source: http://www.clarku.edu/programs/major-or-minor-economics

Running a business/category is a complex activity of balancing hundreds of different variables and hoping that all of them will compile into a profitable bottom line at least for a sustainably long period of time. That said, while building a category/business from scratch, it is definitely a daunting task to determine the right set of directions to commit towards. Ultimately, a bottom line success is all about a bunch of ideas working in tandem while the “value” navigates from “supply side” to “demand side” through whatever the design of the “value chain” system is. The most important phrase in the above sentence is “Bunch of Ideas”.
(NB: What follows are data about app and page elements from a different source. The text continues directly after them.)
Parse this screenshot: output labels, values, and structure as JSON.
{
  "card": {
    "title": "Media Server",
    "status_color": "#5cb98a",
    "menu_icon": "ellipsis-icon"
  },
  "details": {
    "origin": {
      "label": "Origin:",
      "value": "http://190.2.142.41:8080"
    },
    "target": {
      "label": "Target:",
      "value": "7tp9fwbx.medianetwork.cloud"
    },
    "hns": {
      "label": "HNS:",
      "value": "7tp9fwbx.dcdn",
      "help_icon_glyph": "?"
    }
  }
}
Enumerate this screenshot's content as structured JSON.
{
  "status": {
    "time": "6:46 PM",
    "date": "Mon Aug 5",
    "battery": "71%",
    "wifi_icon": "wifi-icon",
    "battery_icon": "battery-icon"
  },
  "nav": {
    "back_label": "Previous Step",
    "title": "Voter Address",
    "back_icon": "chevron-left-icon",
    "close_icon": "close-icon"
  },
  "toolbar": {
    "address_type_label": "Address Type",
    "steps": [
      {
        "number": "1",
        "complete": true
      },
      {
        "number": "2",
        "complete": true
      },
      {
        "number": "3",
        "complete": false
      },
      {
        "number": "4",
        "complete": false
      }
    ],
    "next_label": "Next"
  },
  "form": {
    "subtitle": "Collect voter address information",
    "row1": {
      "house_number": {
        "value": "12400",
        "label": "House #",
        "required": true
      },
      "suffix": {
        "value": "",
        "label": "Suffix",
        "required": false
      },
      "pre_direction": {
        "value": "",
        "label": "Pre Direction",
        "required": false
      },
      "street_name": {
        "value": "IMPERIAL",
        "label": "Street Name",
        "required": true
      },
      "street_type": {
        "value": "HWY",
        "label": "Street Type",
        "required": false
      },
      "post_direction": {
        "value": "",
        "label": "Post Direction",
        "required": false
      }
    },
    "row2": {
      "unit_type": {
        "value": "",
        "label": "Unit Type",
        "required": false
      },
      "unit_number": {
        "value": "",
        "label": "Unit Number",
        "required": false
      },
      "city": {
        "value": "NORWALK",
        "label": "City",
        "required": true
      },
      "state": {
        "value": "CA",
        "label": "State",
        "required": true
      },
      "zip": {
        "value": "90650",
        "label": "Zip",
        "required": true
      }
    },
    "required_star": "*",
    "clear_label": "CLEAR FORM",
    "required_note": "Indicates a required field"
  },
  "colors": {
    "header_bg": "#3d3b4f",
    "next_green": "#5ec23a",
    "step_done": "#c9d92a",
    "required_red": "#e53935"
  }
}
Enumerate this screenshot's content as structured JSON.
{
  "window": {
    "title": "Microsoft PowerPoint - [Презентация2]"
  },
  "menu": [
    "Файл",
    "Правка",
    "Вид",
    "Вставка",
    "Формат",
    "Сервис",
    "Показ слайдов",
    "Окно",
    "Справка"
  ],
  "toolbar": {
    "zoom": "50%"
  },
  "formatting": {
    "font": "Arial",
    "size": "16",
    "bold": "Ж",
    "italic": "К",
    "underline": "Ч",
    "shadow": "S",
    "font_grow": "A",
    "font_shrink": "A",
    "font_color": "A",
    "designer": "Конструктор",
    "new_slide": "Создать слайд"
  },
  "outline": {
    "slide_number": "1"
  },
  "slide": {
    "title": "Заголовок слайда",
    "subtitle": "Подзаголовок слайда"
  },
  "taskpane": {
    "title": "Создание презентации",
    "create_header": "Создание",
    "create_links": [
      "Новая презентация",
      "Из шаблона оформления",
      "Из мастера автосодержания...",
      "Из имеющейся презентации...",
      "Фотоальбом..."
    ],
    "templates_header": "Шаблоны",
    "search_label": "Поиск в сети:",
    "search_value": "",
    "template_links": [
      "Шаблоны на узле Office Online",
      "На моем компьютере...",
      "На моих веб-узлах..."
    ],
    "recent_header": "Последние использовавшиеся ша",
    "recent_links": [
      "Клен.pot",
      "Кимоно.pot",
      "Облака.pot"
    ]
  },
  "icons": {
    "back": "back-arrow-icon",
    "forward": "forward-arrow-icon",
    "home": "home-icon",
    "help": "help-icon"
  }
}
That brings us to the question, how can we chance upon these exact equitable ideas which when put together compiles into a profitable business. The answers are many and this is my two cents on a high velocity hack to get to those ideas by leveraging the fundamental equation of economics called “Quantity Theory of Money”.

BOOOOM!!! The equation is
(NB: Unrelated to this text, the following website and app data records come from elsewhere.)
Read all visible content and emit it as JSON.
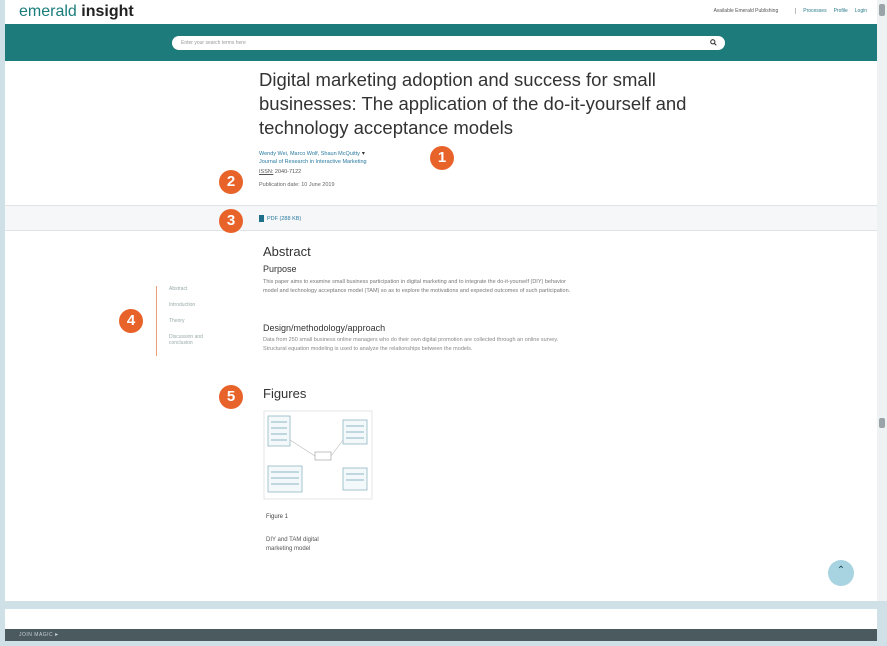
{
  "header": {
    "logo_part1": "emerald",
    "logo_part2": "insight",
    "institution": "Available Emerald Publishing",
    "links": [
      "Processes",
      "Profile",
      "Login"
    ]
  },
  "search": {
    "placeholder": "Enter your search terms here"
  },
  "article": {
    "title": "Digital marketing adoption and success for small businesses: The application of the do-it-yourself and technology acceptance models",
    "authors": "Wendy Wei, Marco Wolf, Shaun McQuitty",
    "journal": "Journal of Research in Interactive Marketing",
    "issn_label": "ISSN:",
    "issn_value": "2040-7122",
    "pubdate": "Publication date: 10 June 2019",
    "pdf": "PDF (288 KB)"
  },
  "side_nav": [
    "Abstract",
    "Introduction",
    "Theory",
    "Discussion and conclusion"
  ],
  "abstract": {
    "heading": "Abstract",
    "purpose_heading": "Purpose",
    "purpose_text": "This paper aims to examine small business participation in digital marketing and to integrate the do-it-yourself (DIY) behavior model and technology acceptance model (TAM) so as to explore the motivations and expected outcomes of such participation.",
    "design_heading": "Design/methodology/approach",
    "design_text": "Data from 250 small business online managers who do their own digital promotion are collected through an online survey. Structural equation modeling is used to analyze the relationships between the models."
  },
  "figures": {
    "heading": "Figures",
    "caption": "Figure 1",
    "description": "DIY and TAM digital marketing model"
  },
  "footer": {
    "label": "JOIN MAGIC"
  },
  "callouts": [
    "1",
    "2",
    "3",
    "4",
    "5"
  ]
}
Demystifying this equation, the left hand side represents demand side economics and the right hand side represents supply side economics. Both sides of equation in the context of a nation represents Nominal GDP (Gross domestic Produce). Here is a quick video to explain this equation further.

Now, let’s try to analyze this equation is the direct concept of a startup and the lessons we can learn from it. M, represents the supply of money in a market to purchase a certain product. Ex:- An economy like US has a lot of spending power to buy a product like iPhone as opposed to a market like India. Impact of Apple being, they can drive higher bottom lines in US than in India. V, represents velocity of spending. Ex:- Todays millennials value spending money on experiences than the generation before that had emphasis on saving, real estate or products. Which means, experience based products like travel tend to thrive more in such an economy. P, represents price for a certain service/product as put up by the source of the product/service. And Y, represents productivity by that source in the market.
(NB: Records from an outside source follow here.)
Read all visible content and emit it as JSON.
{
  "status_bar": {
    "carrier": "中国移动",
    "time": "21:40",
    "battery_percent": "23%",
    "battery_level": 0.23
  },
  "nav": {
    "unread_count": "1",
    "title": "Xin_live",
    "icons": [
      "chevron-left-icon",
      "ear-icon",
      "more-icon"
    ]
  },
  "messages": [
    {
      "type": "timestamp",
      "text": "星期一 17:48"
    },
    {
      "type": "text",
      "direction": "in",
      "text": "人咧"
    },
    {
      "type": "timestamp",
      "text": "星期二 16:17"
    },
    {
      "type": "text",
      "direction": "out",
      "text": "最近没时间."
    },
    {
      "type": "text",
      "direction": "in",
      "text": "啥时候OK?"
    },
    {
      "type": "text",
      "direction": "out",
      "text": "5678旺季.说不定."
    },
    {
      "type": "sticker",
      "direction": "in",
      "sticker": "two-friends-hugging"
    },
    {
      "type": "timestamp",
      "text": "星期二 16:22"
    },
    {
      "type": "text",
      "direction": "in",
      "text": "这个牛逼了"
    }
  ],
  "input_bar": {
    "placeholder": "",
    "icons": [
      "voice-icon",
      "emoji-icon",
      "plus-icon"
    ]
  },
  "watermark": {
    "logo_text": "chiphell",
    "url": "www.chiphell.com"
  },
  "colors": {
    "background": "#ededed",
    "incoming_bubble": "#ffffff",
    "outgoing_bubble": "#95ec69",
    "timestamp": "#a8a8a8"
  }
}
Let’s explore this equation in the context of Travel industry. M*V is the total money spent by a certain market towards travel and many service providers form the right hand side P*Y equation.

M*V = P1*Y1 + P2*Y2 + P3*Y3 +…..Pi*Yi……+Pn*Yn

where i, represents a business entity like say Makemytrip.

Which comes to the first lesson that we can take out here, in an ideal situation where P1=P2=….=Pi=….=Pn, the winner in the market will be the business that offers high value Yi i.e productivity aka “value for money”. Ex:- Let’s say you book the same hotel in many websites and a company like Makemytrip (MMT) gives you better value for money by giving you free spa massage. Customers will tend to use MMT as opposed to other services.

Next lesson to learn from this equation is when

M*V < P1*Y1 + P2*Y2 + P3*Y3 +…..Pi*Yi……+Pn*Yn

This is situation where you are producing high value services in an economy that does not have spending power. Let’s say sale of luxury cars in a poor spending economy like Zimbabwe. It’s not that your service or product is bad but you just don’t have buyers who can pay! So lesson being, choose your target market well before building services for it OR if your services are not rendering equitable bottom lines then change your segmentation to an area where high value buyers are available.

What happens when?

M*V > P1*Y1 + P2*Y2 + P3*Y3 +…..Pi*Yi……+Pn*Yn

This is an ideal situation to be in for a business although it’s not an everyday thing. Here you as a business have an excellent opportunity to command higher prices for your product/service and in tandem command higher margins. Remember…

Margins = Selling Price — Cost Price

That said, there is a catch here if you seem to find yourself in a position where the economy is going through hyperinflation. In which case you will come to rude awakening that the value of the margins earned by YOU is actually LOW as hyperinflation has increased prices of not just your product but all the other products/services around you. Excellent video that talks about hyperinflation is here…

So, here is a quick summary of our fundamental take aways if you are a business that is trying to succeed.

  1. Make sure your market segment has the buying power to purchase the product that you are offering. If they don’t then all your hard work is an exercise in futility.
  2. Make sure you figure out a way to have superior productivity (Yi) assuming you are playing in a segment that is highly competitive with no clear market leader. That will shift the balance of equation to your side.
  3. Although not spoken at length in this blog. V, i.e velocity of spending is as much an important factor to the success of your business. If your market segment does not have enough repeat purchases than it will be hard for you to drive loyalty from such buyers. Ultimately in any business you want to convert any customer into long term buyers as time, effort and money has gone into acquiring them. It’s NOT an easy game if you have to acquire new customer ALL the time.

There are definitely way more lessons to be derived from these equations and I will be covering them in subsequent posts.